Every visit to Japan is full of surprises, but who could have imagined that a hankering for ramen would land me in a police station?
I’ve heard it said – or rather seen it written – that the denizens of Kyōto are apt to bankrupt themselves by spending too much on clothes (京の着倒れ), whilst those of Ōsaka ruin themselves by spending too much on food (大阪の食い倒れ).
A monstrous exaggeration? Undoubtedly so. Yet I invite my gentle readers to go on a nighttime walk along the neon-lit lanes of Dōtonbori, after which they might see the second of those two stereotypes inch more than a few steps towards plausibility.
After returning to Ōsaka Station from our day trip to Kyōto, mum and dad broke off to do their own bit of exploring in the vicinity of our hotel. As for the three overgrown children in our party – myself included, of course – we were feeling rather peckish and chose to venture out a bit further, towards a part of the city known for its blazing lights and busy kitchens.
The Dōtonbori canal in the Nanba district: a 17th-century artificial waterway running through the heart of the city, originally built in the name of commerce and now the namesake of what might well be the pulsing nerve centre of Ōsaka’s lively food scene. When I was last here a few months earlier, my mind was set upon catching a glimpse of the area’s blindingly colourful nightscape, with gastronomy no more than a blip on the radar screen. On this occasion however, it wasn’t so much a feast for the eyes but a feast for the stomach we were in dogged pursuit of.
Now then … about that run-in with the police.
Sampling local specialities is all well and good, but I was struck by a rather intense craving for my favourite Hakata-style ramen. As such, our first target for that evening was a decidedly non-homegrown chain from distant Fukuoka – the name of which should be quite familiar (perhaps sickeningly so) to regular visitors of this blog. After discovering that my chain of choice had a branch in the Dōtonbori area, I took note of the address and set out towards the spot, eager for another taste of my beloved noodles (and a first-time encounter for my siblings who hadn’t tried it before).
Well, the map and the address were accurate enough (as I later discovered), but due to the lay of the land we failed to spot the store after a fair bit of walking. Rather than give up on our quarry, I chose to seek help from the people who probably knew the area best…
…which meant paying a visit to the nearest police outpost, or kōban as they’re referred to locally.
Anticlimax?

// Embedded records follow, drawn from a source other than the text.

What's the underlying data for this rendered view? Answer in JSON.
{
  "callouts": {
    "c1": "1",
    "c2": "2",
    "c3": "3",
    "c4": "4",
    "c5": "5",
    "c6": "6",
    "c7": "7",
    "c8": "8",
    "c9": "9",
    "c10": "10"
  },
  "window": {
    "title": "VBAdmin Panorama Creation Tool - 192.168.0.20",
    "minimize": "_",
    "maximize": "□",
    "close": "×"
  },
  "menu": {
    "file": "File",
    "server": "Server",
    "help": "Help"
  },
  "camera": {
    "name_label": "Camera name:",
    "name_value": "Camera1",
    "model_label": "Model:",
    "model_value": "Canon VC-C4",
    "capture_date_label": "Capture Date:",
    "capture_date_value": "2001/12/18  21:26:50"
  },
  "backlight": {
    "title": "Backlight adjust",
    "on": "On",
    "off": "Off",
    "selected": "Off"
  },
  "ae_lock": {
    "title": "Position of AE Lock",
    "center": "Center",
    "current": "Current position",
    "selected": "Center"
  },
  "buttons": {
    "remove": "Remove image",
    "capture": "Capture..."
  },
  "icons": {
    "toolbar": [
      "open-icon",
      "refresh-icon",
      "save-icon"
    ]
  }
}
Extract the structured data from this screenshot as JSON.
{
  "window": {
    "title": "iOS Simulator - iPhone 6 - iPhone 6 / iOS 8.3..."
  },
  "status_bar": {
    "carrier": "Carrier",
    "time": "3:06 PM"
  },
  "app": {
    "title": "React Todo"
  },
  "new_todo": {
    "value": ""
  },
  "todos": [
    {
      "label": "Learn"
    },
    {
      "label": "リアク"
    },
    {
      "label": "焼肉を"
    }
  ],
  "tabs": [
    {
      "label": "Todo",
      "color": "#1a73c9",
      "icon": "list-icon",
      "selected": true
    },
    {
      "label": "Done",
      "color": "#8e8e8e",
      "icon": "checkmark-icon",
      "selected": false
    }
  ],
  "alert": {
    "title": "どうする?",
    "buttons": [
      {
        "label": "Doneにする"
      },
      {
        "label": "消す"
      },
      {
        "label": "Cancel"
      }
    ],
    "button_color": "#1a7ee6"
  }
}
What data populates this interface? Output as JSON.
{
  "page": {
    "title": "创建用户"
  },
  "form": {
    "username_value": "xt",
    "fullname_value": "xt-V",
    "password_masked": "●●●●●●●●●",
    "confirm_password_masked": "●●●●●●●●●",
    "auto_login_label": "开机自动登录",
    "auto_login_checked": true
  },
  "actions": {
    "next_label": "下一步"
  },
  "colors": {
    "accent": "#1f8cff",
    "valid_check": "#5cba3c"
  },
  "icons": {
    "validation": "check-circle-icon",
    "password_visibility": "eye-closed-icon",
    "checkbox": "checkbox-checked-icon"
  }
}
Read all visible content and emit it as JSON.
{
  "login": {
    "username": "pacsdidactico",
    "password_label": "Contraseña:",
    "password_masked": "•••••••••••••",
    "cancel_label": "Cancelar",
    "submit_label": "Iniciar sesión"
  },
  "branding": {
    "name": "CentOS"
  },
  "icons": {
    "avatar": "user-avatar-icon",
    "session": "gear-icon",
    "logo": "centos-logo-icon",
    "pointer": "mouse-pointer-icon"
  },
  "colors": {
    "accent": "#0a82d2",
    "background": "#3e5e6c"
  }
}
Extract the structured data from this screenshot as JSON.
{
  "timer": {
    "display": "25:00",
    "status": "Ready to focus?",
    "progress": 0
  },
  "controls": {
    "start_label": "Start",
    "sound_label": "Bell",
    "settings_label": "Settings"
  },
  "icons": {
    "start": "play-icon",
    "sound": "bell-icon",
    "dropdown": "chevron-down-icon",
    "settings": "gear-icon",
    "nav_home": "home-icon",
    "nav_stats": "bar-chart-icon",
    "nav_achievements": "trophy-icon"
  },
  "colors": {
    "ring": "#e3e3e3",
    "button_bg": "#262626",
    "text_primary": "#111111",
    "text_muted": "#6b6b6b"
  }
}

Oh come now, Diego’s no troublemaker – or at least he pretends not to be. Surely you didn’t think that little mention of a police station meant something about being arrested, now did you? (^_^)
In any case, I popped inside and politely asked if anyone spoke English. They replied in the negative, so I switched to my halting (but passable) Japanese and asked for directions to the place we were searching for. I was expecting them to trace out the route on the detailed neighbourhood map they keep for this purpose, but got more than I bargained for when one of the officers very kindly stepped out and led the way almost to the shop itself.
And to eliminate every last trace of ambiguity, this was the place we were searching for.
Well, that’s one knotty problem all nicely sorted out. We tucked into a delicious ramen dinner, which I shall write about in a separate food report (complete with the usual mouth-watering photographs, of course). Here’s a one-image preview of that experience:
More on that in the next post, my friends. For the moment, let’s move on.
After dinner – which was hearty but not quite gut-busting – the three of us decided to explore the area a bit further, perhaps tucking into a bit of street cuisine along the way.
Some of the best views of the shimmering sheets of neon that are this district’s pride and joy can be had from the bridges that cross the canal. (I’m not particularly pleased with this visit’s harvest of snapshots from that vantage point, so I won’t bother posting them here, but the overall scene was nearly identical to what I beheld the last time I came to the area.) Below the level of the bridges, along the banks of Dōtonbori itself, the scene was somewhat quieter with the crowds not quite so thick (though there were still plenty of visitors about). Down here in the depths, the traffic was more nautical than vehicular, consisting entirely of the bright yellow cruise boats that ply this watery route.
Back up to street level, a galaxy of brightly lit signs touted one gastronomic delight after another to the passing crowds. The more interesting ones featured giant representations of the specialities on offer, which included fugu…
…and of course, that ever-popular Ōsaka treat, takoyaki.
This particular place kept drawing passers-by into its rather lengthy takeaway queue, thanks in no small part to the street-side kitchen that allowed visitors to glimpse the entire production process. From the empty-greased-pan stage to the pop-those-balls-out-of-them-sockets stage, every juicy detail was laid out in the open for all to see.
I wasn’t particularly interested in the end product – thanks, or rather no thanks, to my intense loathing of most seafood – but my brother and sister were only too happy to queue up for their share of the spoils.
With that, our evening’s activities drew to a mouth-watering close. But after tomorrow’s sightseeing, we’ll happily wind our way back to Dōtonbori, this time to sample another local dish in a quieter indoor setting.
To be continued.